Tokyo is well known for its efficient subway system, but it also has surface trains that are equally efficient.
Perhaps the most well-known and, probably, the most important train line in Tokyo is the JR Yamanote Line that encircles central Tokyo.
I have taken rides on the Yamanote Line many times during eight visits to Tokyo. That, plus other train and subway lines, make car ownership almost unnecessary.
Japanistas.com has an article on different train station stops that the Yamanote Line makes.
They begin with:
A popular drinking game among the Japanese is called the “Yamanote Sen” game, or the Yamanote Line game. It basically involves saying a name of any train station on the circular Yamanote line while keeping to a rhythm that everyone claps to. Missing a beat or repeating a station results in a forfeit of drinking up!
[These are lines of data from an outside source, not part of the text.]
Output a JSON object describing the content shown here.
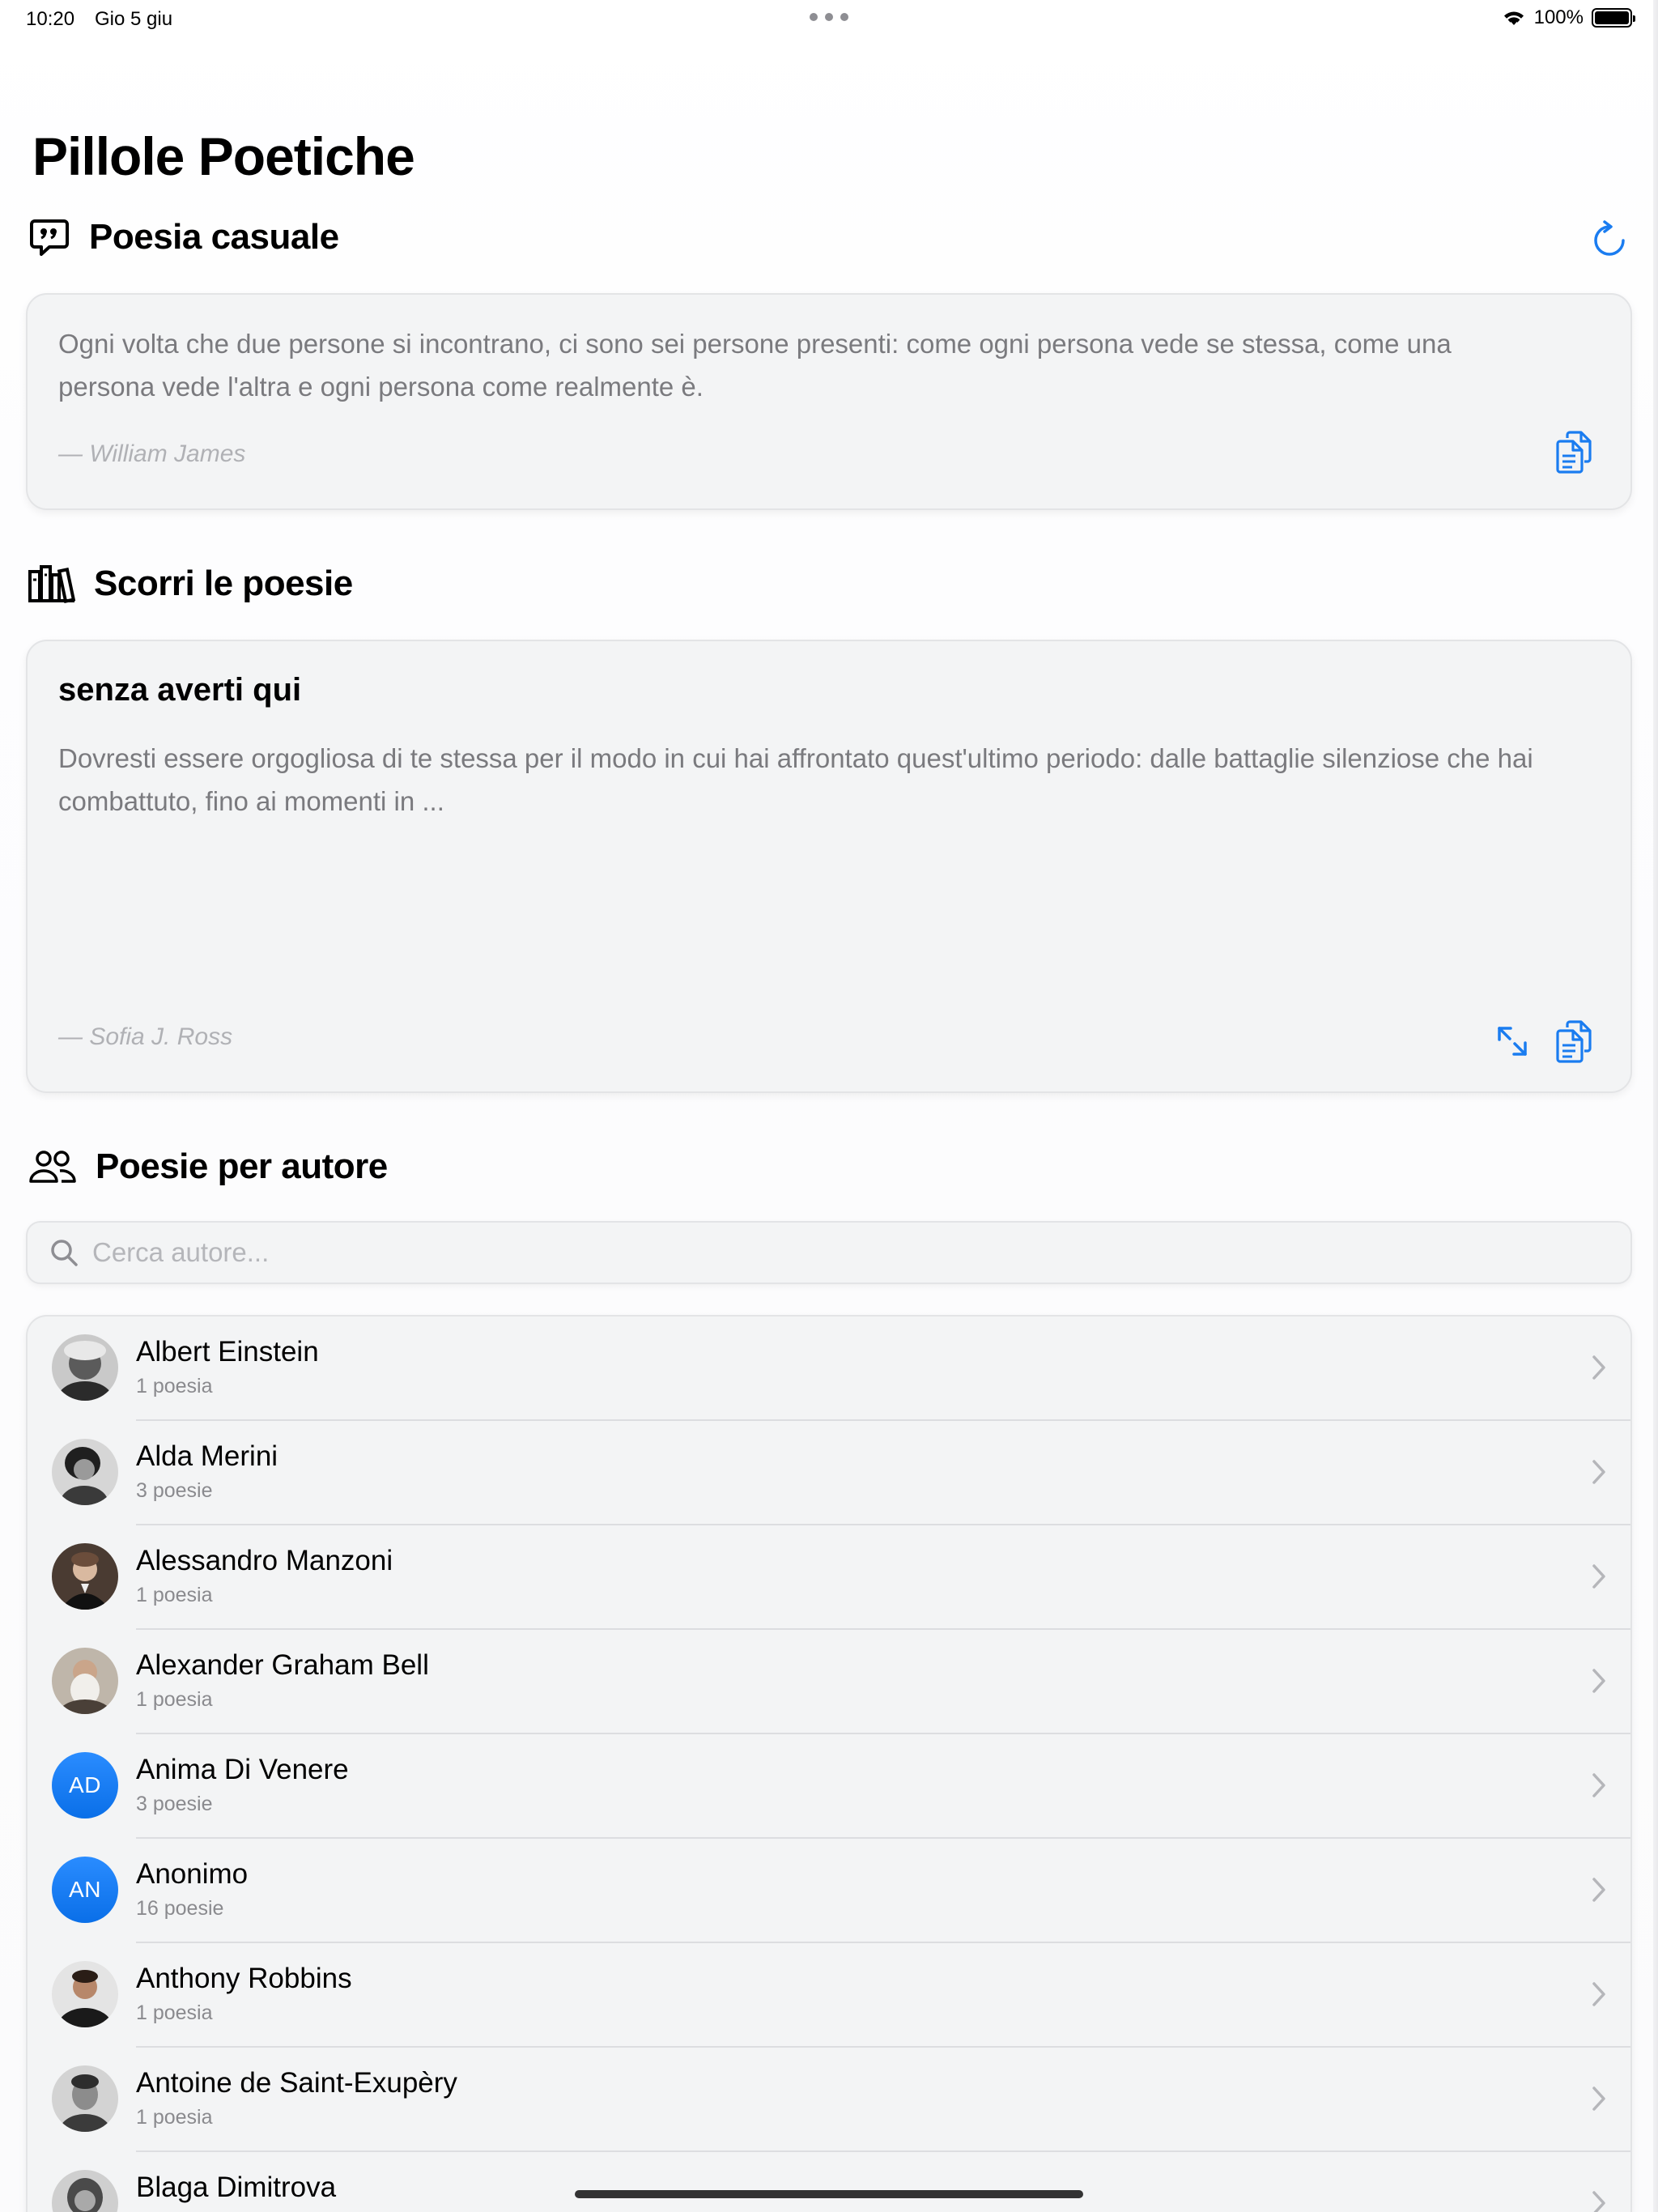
{
  "status_bar": {
    "time": "10:20",
    "date": "Gio 5 giu",
    "battery": "100%"
  },
  "app": {
    "title": "Pillole Poetiche"
  },
  "random_poem": {
    "section_title": "Poesia casuale",
    "text": "Ogni volta che due persone si incontrano, ci sono sei persone presenti: come ogni persona vede se stessa, come una persona vede l'altra e ogni persona come realmente è.",
    "author": "— William James",
    "icons": {
      "section": "quote-bubble-icon",
      "refresh": "refresh-icon",
      "copy": "copy-icon"
    }
  },
  "browse": {
    "section_title": "Scorri le poesie",
    "poem_title": "senza averti qui",
    "poem_text": "Dovresti essere orgogliosa di te stessa per il modo in cui hai affrontato quest'ultimo periodo: dalle battaglie silenziose che hai combattuto, fino ai momenti in ...",
    "author": "— Sofia J. Ross",
    "icons": {
      "section": "books-icon",
      "expand": "expand-icon",
      "copy": "copy-icon"
    }
  },
  "by_author": {
    "section_title": "Poesie per autore",
    "search_placeholder": "Cerca autore...",
    "icons": {
      "section": "people-icon",
      "search": "search-icon",
      "row": "chevron-right-icon"
    },
    "authors": [
      {
        "name": "Albert Einstein",
        "count": "1 poesia",
        "avatar": "photo"
      },
      {
        "name": "Alda Merini",
        "count": "3 poesie",
        "avatar": "photo"
      },
      {
        "name": "Alessandro Manzoni",
        "count": "1 poesia",
        "avatar": "photo"
      },
      {
        "name": "Alexander Graham Bell",
        "count": "1 poesia",
        "avatar": "photo"
      },
      {
        "name": "Anima Di Venere",
        "count": "3 poesie",
        "avatar": "initials",
        "initials": "AD"
      },
      {
        "name": "Anonimo",
        "count": "16 poesie",
        "avatar": "initials",
        "initials": "AN"
      },
      {
        "name": "Anthony Robbins",
        "count": "1 poesia",
        "avatar": "photo"
      },
      {
        "name": "Antoine de Saint-Exupèry",
        "count": "1 poesia",
        "avatar": "photo"
      },
      {
        "name": "Blaga Dimitrova",
        "count": "",
        "avatar": "photo"
      }
    ]
  },
  "colors": {
    "accent": "#1a7cf0",
    "card_bg": "#f3f4f5",
    "secondary_text": "#7a7a7e",
    "avatar_initials_bg": "#1a7cf0"
  }
}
Be it secret training, so to speak, for an impromptu round of the Yamanote Line drinking game, or to impress the locals with your station knowledge, here is a brief introduction to the Yamanote Line and all its stations.
|Above, boarding the Yamanote Line at Shinjuku Station. Photo by Armand Vaquer.|
To read more, go here.